Can you interpret the data or facts of the situation in a different way?

We often become so used to interpreting events in the same way, that we never stop and ask ourselves if there is another way to see the same set of circumstances. The whole point is about forcing a different perspective rather than continuing to see things from the same perspective. Learning to see things differently may serve as the motivation to try or identify different options that when executed will yield different results. This is not easy because we usually see what we are looking for, so you must notice how you are interpreting events and then ask yourself if there is a different way to see the same circumstance.

Are you ready to receive something different in your life?

Someone once told me that most people won’t change until the pain is great enough. I have always thought of that of being extreme because most individuals when presented with the opportunity for improvement will take that road if they can see the advantage for doing so. What is important is to see where you are and then make a deliberate decision to take action, even if that action is relatively small to begin with. Beginning this process will help you gain momentum to move forward rather than staying in the same place, telling the same story, and never creating the results that you really want.  

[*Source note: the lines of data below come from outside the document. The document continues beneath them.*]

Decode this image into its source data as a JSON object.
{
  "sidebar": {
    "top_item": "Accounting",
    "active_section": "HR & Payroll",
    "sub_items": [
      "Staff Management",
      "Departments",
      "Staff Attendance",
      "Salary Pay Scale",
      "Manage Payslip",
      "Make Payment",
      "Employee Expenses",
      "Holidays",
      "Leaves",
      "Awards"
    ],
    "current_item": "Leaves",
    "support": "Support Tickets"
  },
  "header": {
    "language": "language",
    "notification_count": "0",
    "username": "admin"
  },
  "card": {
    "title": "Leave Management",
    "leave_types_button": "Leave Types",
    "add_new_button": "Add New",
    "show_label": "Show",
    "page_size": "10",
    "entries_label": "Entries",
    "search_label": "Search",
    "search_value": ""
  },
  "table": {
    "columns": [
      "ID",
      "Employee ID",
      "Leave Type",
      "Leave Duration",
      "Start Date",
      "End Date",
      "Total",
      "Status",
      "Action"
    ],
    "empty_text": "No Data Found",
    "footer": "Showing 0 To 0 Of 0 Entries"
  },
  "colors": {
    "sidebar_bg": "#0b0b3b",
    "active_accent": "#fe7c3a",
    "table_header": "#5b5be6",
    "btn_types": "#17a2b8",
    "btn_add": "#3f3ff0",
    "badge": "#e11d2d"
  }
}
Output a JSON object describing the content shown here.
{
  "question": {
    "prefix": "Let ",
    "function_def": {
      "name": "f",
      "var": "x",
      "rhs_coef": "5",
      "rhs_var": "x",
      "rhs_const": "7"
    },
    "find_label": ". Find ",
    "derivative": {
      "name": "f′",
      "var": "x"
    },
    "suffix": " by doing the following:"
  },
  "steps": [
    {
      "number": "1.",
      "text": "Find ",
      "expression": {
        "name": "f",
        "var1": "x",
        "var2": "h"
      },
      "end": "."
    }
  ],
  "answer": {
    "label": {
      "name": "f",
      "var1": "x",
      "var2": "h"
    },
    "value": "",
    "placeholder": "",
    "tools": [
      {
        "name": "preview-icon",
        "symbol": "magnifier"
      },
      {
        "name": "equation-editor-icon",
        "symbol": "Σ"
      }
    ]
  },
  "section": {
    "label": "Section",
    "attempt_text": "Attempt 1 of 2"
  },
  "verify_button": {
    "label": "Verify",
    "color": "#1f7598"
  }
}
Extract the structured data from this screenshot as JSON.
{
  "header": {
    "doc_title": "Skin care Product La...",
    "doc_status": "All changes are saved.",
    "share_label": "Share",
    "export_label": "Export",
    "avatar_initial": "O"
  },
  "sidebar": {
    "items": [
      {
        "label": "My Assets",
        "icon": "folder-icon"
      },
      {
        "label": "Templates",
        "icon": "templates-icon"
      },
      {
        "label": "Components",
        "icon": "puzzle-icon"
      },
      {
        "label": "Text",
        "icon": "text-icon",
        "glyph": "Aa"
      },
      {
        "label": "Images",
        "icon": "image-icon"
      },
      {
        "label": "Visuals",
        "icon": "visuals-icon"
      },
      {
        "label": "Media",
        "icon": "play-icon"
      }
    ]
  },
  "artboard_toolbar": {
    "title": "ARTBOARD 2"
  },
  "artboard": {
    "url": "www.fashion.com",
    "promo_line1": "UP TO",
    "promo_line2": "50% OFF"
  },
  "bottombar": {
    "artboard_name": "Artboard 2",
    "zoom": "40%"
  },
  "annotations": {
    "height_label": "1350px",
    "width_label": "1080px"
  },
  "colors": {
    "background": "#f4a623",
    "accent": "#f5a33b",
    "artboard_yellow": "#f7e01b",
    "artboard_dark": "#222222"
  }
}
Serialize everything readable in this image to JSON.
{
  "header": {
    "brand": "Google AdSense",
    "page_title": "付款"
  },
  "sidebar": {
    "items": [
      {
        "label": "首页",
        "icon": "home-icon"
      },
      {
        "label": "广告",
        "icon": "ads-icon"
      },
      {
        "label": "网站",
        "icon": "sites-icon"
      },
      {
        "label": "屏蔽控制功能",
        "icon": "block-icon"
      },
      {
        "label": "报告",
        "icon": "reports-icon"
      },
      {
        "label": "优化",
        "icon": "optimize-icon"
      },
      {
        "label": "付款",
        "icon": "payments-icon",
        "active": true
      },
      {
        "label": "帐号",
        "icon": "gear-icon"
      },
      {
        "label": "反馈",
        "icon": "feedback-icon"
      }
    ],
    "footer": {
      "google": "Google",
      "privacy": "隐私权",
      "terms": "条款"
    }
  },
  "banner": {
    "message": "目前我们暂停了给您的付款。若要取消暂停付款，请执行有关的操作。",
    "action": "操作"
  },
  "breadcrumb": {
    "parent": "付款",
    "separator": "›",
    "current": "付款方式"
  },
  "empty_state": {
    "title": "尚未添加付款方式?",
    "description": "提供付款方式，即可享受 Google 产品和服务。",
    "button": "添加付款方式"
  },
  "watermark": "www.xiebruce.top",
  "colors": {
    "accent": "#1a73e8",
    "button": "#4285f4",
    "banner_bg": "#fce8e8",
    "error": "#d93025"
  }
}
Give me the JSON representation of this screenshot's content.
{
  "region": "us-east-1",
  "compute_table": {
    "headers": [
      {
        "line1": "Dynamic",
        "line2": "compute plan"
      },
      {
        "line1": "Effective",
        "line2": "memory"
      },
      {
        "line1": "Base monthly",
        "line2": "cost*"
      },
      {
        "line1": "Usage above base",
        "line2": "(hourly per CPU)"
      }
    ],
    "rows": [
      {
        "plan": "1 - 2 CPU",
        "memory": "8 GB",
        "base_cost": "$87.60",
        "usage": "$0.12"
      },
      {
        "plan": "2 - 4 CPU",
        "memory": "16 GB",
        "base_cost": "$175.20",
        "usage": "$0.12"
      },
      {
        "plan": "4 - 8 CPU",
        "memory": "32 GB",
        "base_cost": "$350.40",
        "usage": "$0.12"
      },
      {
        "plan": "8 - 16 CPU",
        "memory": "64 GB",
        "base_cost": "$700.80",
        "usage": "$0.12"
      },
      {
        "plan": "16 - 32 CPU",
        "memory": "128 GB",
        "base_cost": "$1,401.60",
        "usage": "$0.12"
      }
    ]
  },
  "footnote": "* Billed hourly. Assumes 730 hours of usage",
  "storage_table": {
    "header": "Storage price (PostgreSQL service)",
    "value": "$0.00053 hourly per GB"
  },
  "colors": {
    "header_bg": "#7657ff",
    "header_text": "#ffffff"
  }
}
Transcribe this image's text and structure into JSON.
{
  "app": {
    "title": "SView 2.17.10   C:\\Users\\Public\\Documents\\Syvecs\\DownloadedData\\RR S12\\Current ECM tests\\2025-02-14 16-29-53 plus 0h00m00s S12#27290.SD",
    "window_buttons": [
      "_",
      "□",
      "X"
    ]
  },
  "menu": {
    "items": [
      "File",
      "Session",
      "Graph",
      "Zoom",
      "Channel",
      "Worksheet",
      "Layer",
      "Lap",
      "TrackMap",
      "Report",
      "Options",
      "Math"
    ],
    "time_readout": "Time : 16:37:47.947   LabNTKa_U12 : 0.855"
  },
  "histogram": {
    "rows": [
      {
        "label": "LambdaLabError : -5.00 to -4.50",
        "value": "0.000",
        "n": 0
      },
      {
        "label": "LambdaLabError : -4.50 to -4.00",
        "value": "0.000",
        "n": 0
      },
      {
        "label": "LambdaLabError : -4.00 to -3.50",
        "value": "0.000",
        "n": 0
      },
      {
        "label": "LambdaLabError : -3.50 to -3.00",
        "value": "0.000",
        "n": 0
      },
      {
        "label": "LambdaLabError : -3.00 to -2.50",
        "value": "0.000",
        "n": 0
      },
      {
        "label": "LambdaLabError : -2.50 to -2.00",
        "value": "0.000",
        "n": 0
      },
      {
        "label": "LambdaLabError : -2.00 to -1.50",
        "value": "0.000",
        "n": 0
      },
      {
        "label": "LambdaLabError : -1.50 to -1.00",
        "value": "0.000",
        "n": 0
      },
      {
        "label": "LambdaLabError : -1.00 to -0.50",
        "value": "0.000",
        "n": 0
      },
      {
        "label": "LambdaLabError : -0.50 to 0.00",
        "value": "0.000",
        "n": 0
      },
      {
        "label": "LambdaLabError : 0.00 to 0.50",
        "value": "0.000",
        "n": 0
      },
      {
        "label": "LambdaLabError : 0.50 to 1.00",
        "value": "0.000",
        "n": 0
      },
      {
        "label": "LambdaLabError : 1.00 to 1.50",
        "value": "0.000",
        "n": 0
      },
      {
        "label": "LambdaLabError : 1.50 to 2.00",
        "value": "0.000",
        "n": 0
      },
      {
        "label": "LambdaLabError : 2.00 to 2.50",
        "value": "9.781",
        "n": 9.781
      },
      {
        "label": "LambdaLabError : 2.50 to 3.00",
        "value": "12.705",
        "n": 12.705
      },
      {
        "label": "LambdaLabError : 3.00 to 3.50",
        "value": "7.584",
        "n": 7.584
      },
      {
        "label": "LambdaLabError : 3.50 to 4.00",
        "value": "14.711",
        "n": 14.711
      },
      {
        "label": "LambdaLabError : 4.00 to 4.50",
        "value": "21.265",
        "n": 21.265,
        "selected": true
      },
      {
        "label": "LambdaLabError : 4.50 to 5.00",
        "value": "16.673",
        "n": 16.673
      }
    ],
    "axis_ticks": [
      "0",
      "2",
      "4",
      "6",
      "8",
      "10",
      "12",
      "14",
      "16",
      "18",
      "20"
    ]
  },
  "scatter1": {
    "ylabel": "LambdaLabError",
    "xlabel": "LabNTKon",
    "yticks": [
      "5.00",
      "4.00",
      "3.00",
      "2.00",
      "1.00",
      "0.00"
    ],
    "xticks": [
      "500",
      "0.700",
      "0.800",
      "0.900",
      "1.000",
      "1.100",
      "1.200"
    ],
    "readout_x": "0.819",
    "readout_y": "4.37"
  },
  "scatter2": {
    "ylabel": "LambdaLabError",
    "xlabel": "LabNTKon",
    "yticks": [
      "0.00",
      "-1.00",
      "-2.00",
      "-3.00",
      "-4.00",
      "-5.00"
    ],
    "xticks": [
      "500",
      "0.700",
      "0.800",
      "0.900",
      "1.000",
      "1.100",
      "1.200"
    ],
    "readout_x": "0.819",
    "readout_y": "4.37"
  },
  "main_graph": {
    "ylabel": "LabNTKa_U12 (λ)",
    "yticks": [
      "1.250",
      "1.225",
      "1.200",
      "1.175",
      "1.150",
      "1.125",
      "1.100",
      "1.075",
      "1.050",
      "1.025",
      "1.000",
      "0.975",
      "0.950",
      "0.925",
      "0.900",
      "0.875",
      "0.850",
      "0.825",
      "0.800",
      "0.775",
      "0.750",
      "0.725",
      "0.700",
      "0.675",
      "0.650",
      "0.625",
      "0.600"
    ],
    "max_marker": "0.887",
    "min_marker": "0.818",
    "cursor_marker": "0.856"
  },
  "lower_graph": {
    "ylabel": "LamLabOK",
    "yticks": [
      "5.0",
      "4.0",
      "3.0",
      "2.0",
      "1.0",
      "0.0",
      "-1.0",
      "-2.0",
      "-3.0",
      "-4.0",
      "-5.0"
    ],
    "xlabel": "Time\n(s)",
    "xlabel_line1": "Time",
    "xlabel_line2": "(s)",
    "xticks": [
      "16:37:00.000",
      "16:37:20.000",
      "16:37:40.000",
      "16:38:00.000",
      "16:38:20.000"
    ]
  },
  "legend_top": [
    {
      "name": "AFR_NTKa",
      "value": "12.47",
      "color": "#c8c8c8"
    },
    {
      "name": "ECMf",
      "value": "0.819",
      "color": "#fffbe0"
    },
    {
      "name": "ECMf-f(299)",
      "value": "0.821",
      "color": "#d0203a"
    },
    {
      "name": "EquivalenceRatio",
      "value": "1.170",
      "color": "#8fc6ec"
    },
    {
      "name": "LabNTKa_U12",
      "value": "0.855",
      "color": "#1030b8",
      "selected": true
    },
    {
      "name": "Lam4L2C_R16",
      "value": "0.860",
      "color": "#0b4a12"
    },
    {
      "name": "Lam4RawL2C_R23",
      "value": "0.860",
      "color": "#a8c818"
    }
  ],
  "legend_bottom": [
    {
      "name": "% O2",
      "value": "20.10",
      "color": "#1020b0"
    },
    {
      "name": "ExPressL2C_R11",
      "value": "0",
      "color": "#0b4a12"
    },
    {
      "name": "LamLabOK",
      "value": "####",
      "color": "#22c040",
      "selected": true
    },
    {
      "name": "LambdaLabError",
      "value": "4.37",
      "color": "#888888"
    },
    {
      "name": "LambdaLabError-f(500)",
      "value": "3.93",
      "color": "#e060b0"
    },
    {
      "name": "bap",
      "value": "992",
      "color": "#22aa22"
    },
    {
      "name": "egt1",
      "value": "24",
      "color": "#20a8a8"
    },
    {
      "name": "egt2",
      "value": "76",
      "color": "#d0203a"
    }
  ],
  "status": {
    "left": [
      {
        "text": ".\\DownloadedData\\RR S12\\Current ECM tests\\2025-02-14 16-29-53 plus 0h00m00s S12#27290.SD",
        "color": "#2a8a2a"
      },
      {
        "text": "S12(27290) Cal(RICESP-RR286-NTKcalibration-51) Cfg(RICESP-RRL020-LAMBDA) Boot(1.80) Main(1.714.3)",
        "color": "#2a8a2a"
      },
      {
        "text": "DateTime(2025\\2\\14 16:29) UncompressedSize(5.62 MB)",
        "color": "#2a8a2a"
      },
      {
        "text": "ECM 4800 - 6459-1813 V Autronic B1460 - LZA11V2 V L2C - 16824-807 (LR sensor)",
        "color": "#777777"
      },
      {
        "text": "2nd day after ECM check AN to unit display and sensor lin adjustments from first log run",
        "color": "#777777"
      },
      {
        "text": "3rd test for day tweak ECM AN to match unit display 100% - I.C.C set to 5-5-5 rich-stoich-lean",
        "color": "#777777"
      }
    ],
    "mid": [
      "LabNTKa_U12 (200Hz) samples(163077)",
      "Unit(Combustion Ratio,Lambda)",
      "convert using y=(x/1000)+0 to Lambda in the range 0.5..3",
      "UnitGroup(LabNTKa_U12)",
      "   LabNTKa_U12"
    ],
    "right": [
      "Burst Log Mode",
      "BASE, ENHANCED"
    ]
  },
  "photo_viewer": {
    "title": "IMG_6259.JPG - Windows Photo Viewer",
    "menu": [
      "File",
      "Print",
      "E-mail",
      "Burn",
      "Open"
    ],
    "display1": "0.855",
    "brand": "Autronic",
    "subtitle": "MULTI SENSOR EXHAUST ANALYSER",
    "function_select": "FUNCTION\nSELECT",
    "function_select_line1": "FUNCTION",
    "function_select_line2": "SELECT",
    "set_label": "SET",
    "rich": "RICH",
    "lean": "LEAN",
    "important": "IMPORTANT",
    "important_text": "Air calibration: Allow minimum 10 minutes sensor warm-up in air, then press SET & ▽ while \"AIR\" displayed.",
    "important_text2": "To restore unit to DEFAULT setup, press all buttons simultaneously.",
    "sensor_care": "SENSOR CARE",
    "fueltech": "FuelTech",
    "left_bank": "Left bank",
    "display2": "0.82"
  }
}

Rather than getting stuck in our stories, we ought to be more aware of the stories that we tell and ask ourselves whether those stories hurt or help us to achieve the results that we really desire. It may require that we go a little deeper in understanding ourselves and become more aware of where we are and where we want to go. If we are more deliberate in our efforts to achieve the things that matter most to us, then we will learn to create and tell different stories that will help us on our way.